[[ Records provided, beginning ]]

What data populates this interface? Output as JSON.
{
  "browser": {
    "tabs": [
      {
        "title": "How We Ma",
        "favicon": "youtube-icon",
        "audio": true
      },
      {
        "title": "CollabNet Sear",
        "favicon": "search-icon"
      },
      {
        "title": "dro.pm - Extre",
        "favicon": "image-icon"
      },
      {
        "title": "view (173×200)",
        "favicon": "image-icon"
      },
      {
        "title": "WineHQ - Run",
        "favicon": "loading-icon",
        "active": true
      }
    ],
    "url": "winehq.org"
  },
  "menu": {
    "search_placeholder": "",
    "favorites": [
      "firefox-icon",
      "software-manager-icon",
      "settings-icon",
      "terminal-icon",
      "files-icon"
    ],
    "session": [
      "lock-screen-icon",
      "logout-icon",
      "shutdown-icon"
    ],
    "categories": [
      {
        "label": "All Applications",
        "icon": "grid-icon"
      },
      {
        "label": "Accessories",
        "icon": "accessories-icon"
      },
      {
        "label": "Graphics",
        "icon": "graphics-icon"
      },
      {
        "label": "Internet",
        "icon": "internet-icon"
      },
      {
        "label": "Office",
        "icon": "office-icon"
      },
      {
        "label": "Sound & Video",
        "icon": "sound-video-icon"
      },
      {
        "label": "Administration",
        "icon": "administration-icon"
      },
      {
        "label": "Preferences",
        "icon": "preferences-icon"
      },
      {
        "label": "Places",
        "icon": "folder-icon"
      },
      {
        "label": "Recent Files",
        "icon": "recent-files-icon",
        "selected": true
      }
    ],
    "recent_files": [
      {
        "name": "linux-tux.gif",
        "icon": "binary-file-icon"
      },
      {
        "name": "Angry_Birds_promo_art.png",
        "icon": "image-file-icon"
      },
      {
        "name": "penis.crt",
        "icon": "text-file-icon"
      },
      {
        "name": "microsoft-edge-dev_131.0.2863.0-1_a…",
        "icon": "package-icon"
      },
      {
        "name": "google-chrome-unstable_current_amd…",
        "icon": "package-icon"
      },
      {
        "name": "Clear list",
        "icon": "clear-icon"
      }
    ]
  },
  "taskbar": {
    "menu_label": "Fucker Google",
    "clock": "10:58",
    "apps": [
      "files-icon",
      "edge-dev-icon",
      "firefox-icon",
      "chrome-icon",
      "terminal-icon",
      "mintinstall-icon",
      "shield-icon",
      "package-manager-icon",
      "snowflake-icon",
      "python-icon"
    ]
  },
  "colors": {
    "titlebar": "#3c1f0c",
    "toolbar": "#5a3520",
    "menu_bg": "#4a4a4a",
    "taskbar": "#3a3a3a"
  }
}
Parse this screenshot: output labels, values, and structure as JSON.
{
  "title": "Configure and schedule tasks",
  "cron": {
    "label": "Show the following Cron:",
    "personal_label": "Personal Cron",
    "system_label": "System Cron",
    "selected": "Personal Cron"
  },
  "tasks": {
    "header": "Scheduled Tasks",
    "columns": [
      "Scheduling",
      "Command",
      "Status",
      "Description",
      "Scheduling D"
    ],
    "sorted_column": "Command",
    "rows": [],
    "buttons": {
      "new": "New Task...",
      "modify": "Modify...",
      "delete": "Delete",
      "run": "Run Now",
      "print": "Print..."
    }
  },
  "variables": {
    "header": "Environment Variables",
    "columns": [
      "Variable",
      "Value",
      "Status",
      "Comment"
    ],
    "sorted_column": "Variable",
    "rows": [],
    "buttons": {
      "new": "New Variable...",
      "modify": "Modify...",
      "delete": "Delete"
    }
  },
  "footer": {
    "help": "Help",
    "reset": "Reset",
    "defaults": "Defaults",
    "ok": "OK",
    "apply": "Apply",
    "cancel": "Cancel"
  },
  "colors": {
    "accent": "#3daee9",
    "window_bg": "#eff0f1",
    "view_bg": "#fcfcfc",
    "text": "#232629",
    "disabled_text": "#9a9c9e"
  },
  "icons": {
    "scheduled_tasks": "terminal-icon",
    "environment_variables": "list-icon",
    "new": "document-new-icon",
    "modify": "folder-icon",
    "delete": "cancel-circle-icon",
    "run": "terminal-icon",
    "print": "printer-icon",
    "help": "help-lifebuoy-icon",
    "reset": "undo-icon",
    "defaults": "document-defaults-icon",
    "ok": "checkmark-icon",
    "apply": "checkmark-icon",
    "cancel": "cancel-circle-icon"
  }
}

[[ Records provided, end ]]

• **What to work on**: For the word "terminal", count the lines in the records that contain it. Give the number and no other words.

• **Answer to this problem**: 4